--- Material for this exercise ---
[Start of section]
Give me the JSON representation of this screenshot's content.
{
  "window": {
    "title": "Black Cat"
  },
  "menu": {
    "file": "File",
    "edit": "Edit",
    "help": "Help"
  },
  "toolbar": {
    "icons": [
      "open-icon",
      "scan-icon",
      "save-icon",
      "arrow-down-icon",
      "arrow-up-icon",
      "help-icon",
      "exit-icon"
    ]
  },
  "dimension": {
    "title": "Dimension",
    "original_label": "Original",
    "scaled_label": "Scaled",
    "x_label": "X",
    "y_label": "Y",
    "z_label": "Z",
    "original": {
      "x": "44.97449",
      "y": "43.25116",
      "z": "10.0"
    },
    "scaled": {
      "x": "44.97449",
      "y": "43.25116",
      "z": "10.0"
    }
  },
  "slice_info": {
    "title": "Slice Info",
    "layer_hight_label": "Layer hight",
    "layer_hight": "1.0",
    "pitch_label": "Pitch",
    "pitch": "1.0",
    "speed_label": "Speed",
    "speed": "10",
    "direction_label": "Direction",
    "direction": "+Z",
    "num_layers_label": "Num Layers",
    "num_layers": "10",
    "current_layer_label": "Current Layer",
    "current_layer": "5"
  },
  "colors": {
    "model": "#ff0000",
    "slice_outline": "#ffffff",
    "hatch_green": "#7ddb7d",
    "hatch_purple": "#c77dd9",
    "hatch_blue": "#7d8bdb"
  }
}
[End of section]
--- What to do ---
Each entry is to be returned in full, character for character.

--- Your response ---
Give me the JSON representation of this screenshot's content.
{
  "window": {
    "title": "Black Cat"
  },
  "menu": {
    "file": "File",
    "edit": "Edit",
    "help": "Help"
  },
  "toolbar": {
    "icons": [
      "open-icon",
      "scan-icon",
      "save-icon",
      "arrow-down-icon",
      "arrow-up-icon",
      "help-icon",
      "exit-icon"
    ]
  },
  "dimension": {
    "title": "Dimension",
    "original_label": "Original",
    "scaled_label": "Scaled",
    "x_label": "X",
    "y_label": "Y",
    "z_label": "Z",
    "original": {
      "x": "44.97449",
      "y": "43.25116",
      "z": "10.0"
    },
    "scaled": {
      "x": "44.97449",
      "y": "43.25116",
      "z": "10.0"
    }
  },
  "slice_info": {
    "title": "Slice Info",
    "layer_hight_label": "Layer hight",
    "layer_hight": "1.0",
    "pitch_label": "Pitch",
    "pitch": "1.0",
    "speed_label": "Speed",
    "speed": "10",
    "direction_label": "Direction",
    "direction": "+Z",
    "num_layers_label": "Num Layers",
    "num_layers": "10",
    "current_layer_label": "Current Layer",
    "current_layer": "5"
  },
  "colors": {
    "model": "#ff0000",
    "slice_outline": "#ffffff",
    "hatch_green": "#7ddb7d",
    "hatch_purple": "#c77dd9",
    "hatch_blue": "#7d8bdb"
  }
}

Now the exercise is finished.